2007: Leaves Chicago to become president of Atlanta Education Fund, where she formed alliance with the business community and Atlanta Schools Superintendent Beverly Hall, funneling millions from the Fund into Atlanta schools (Most notably $22 from General Electric). Hall was forced to resign in 2011 when USA Today articles touched off an investigation showing that 178 teachers and principals in 44 schools were involved in cheating on standardized tests.
2007: Named by The Aspen Institute and NewSchools Venture Fund as Fellow for inaugural class of the Entrepreneurial Leaders for Public Education Fellowship Program [Larry Berger, CEO of Wireless Generation was in this same class, as were Russllynn Ali, Chris Barbic, Richard Barth, Michael Bennet, Phoebe Boyer, Susan Colby, Gretchen Crosby-Sims, John Deasy, Lauren Dutton, James Forman, Jr., David Harris, Kaya Henderson, Kristen Kane, Dan Katzir, Jeremy Nowak, Dr. Anthony (Tony) Recasner, Ref Rodriguez, Jon Schnur, Jim Shelton, Elisa Villaneuva Beard, and Joanne Weiss]
2009: Named Vice-Chair National Association of Charter School Authorizers (NACSA)Board of Directors
2009: Joins Wireless Generation as Executive Director, Social Justice and District Innovation
2009: Named Broad Superintendent Academy fellow
Previous D. C. State Superintendents:
Deborah A. Gist–June 2007–April 2009, then became Rhode Island superintendent of schools.
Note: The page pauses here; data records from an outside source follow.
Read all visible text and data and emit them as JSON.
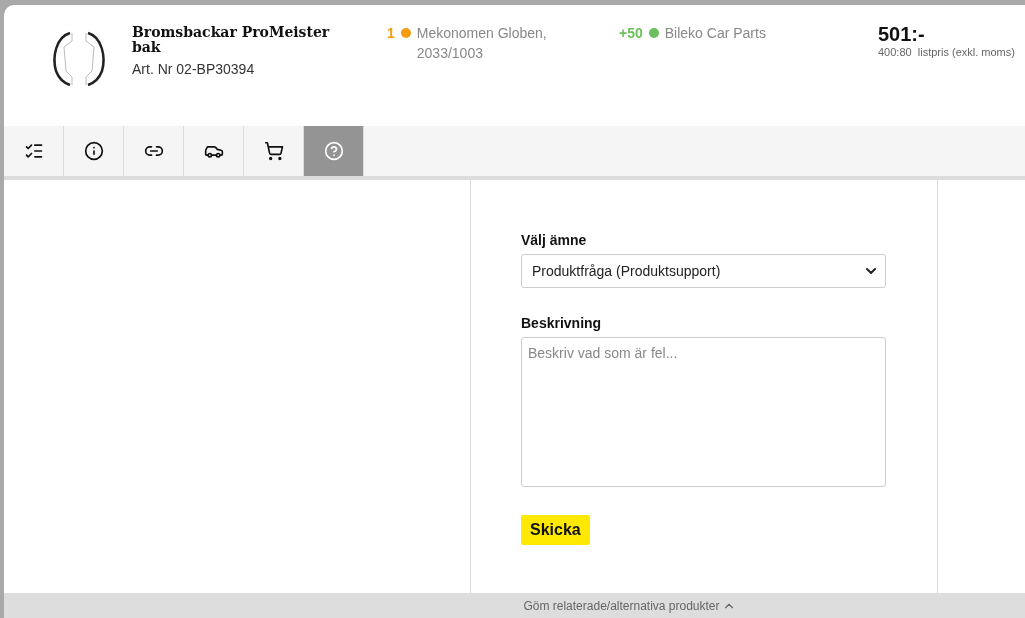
{
  "product": {
    "title": "Bromsbackar ProMeister bak",
    "article": "Art. Nr 02-BP30394"
  },
  "stock": [
    {
      "count": "1",
      "color": "#f39c12",
      "name": "Mekonomen Globen, 2033/1003"
    },
    {
      "count": "+50",
      "color": "#6cbf5c",
      "name": "Bileko Car Parts"
    }
  ],
  "price": {
    "amount": "501:-",
    "list_price": "400:80",
    "list_label": "listpris (exkl. moms)"
  },
  "tabs": [
    {
      "kind": "list",
      "selected": false
    },
    {
      "kind": "info",
      "selected": false
    },
    {
      "kind": "link",
      "selected": false
    },
    {
      "kind": "car",
      "selected": false
    },
    {
      "kind": "cart",
      "selected": false
    },
    {
      "kind": "help",
      "selected": true
    }
  ],
  "form": {
    "subject_label": "Välj ämne",
    "subject_value": "Produktfråga (Produktsupport)",
    "description_label": "Beskrivning",
    "description_placeholder": "Beskriv vad som är fel...",
    "submit": "Skicka"
  },
  "footer": {
    "toggle": "Göm relaterade/alternativa produkter"
  }
}
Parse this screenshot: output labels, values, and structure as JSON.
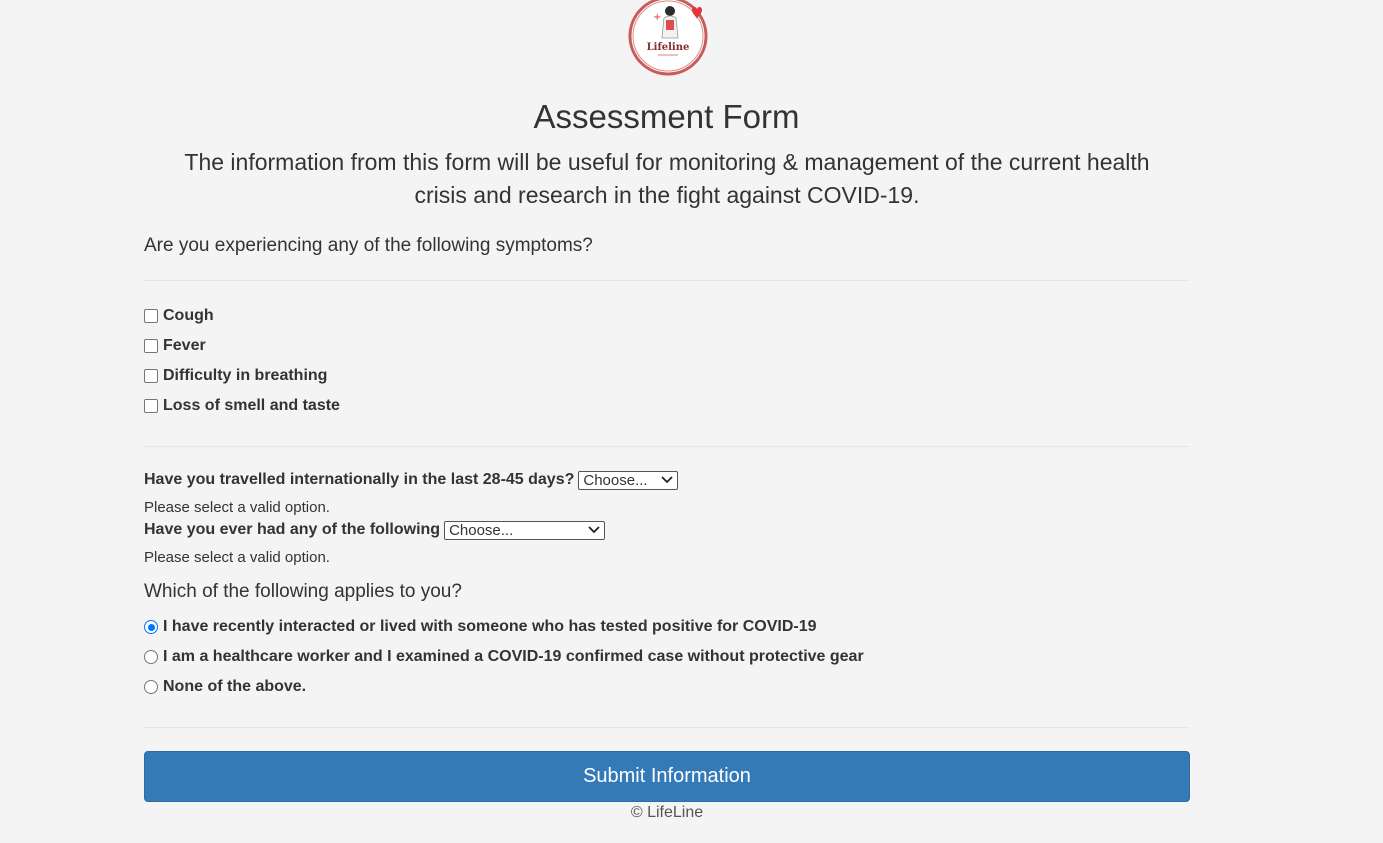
{
  "logo": {
    "text": "Lifeline",
    "icon": "lifeline-logo-icon",
    "ring_color": "#c85a5a",
    "heart_color": "#e0353b"
  },
  "header": {
    "title": "Assessment Form",
    "subtitle": "The information from this form will be useful for monitoring & management of the current health crisis and research in the fight against COVID-19."
  },
  "symptoms": {
    "question": "Are you experiencing any of the following symptoms?",
    "options": [
      {
        "label": "Cough",
        "checked": false
      },
      {
        "label": "Fever",
        "checked": false
      },
      {
        "label": "Difficulty in breathing",
        "checked": false
      },
      {
        "label": "Loss of smell and taste",
        "checked": false
      }
    ]
  },
  "travel": {
    "label": "Have you travelled internationally in the last 28-45 days?",
    "selected": "Choose...",
    "hint": "Please select a valid option."
  },
  "history": {
    "label": "Have you ever had any of the following",
    "selected": "Choose...",
    "hint": "Please select a valid option."
  },
  "applies": {
    "question": "Which of the following applies to you?",
    "options": [
      {
        "label": "I have recently interacted or lived with someone who has tested positive for COVID-19",
        "checked": true
      },
      {
        "label": "I am a healthcare worker and I examined a COVID-19 confirmed case without protective gear",
        "checked": false
      },
      {
        "label": "None of the above.",
        "checked": false
      }
    ]
  },
  "submit": {
    "label": "Submit Information",
    "color": "#337ab7"
  },
  "footer": {
    "text": "© LifeLine"
  }
}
Former Senior Advisor on Education to President George W. Bush.
Kerri Briggs: from April 2009 to Sept. 2010; formerly assistant secretary for elementary and secondary education. Texas native had been working in Department of Education since 2001. After superintendency, she became Director for Education Reform at the George W. Bush Institute
Feb. 2011: NACSA President and CEO Greg Richmond testified before the District of Columbia City Council in support of Hosanna Mahaley’s confirmation as State Superintendent of Education
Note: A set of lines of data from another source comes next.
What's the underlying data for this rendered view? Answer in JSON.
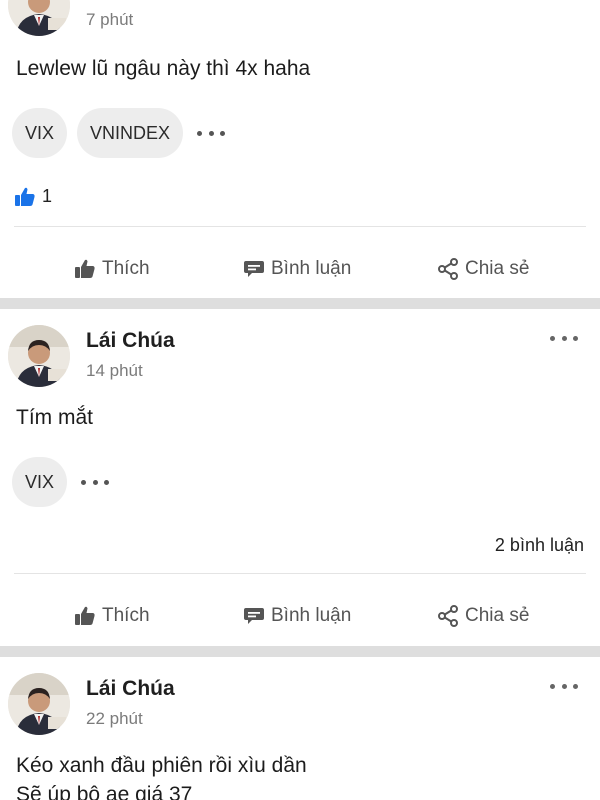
{
  "posts": [
    {
      "time": "7 phút",
      "content": "Lewlew lũ ngâu này thì 4x haha",
      "tags": [
        "VIX",
        "VNINDEX"
      ],
      "likes": "1",
      "actions": {
        "like": "Thích",
        "comment": "Bình luận",
        "share": "Chia sẻ"
      }
    },
    {
      "author": "Lái Chúa",
      "time": "14 phút",
      "content": "Tím mắt",
      "tags": [
        "VIX"
      ],
      "comments": "2 bình luận",
      "actions": {
        "like": "Thích",
        "comment": "Bình luận",
        "share": "Chia sẻ"
      }
    },
    {
      "author": "Lái Chúa",
      "time": "22 phút",
      "content_lines": [
        "Kéo xanh đầu phiên rồi xìu dần",
        "Sẽ úp bô ae giá 37"
      ]
    }
  ],
  "colors": {
    "like_blue": "#1a73e8",
    "separator": "#dedede",
    "tag_bg": "#ededed"
  },
  "icons": [
    "thumbs-up-icon",
    "comment-icon",
    "share-icon",
    "more-icon",
    "avatar"
  ]
}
Dec. 2011: Hosanna Mahaley missed five out of nine D.C. State Board of Education meetings since taking office Jan. 10, including four of the past five.–Bill Turque, D.C. education agency’s progress questioned, Washington Post
The Dec. 1 Washington Post contained this snippet: State Superintendent Hosanna Mahaley, who just married, has been out of town on her honeymoon. Board member Mary Lord (Ward 2) said she admires Mahaley but adds: “You can’t find who’s in charge of anything. It’s been a disaster.” She said Mahaley has “been getting colossally bad advice.”
So maybe she missed the meetings because she was on her honeymoon.
Or maybe she was at lunch. Item from Washingtonian Dec. 2011: At a luncheon recognizing Washington’s most powerful women, each honoree was invited to bring a guest–someone with talent and tenacity to watch in the future. PricewaterhouseCoopers sponsored the event at DC’s St. Regis hotel.
Or maybe she was in Brazil. . . on a Pearson paid-for jaunt for superintendents. (See Associated Press Wire, Oct. 13, 2011, where besieged Kentucky superintendent says Mahaley was there too.)
Or maybe looking for second job to make up for the “salary adjustment announced to staff by the mayor March 18, 2011: Mahaley’s went from $185,000 to $179,096, Schools Chancellor Kaya Henderson makes $275,000.
Alternate theory: Maybe Hosanna Mahaley is too busy working on her resume to attend meetings.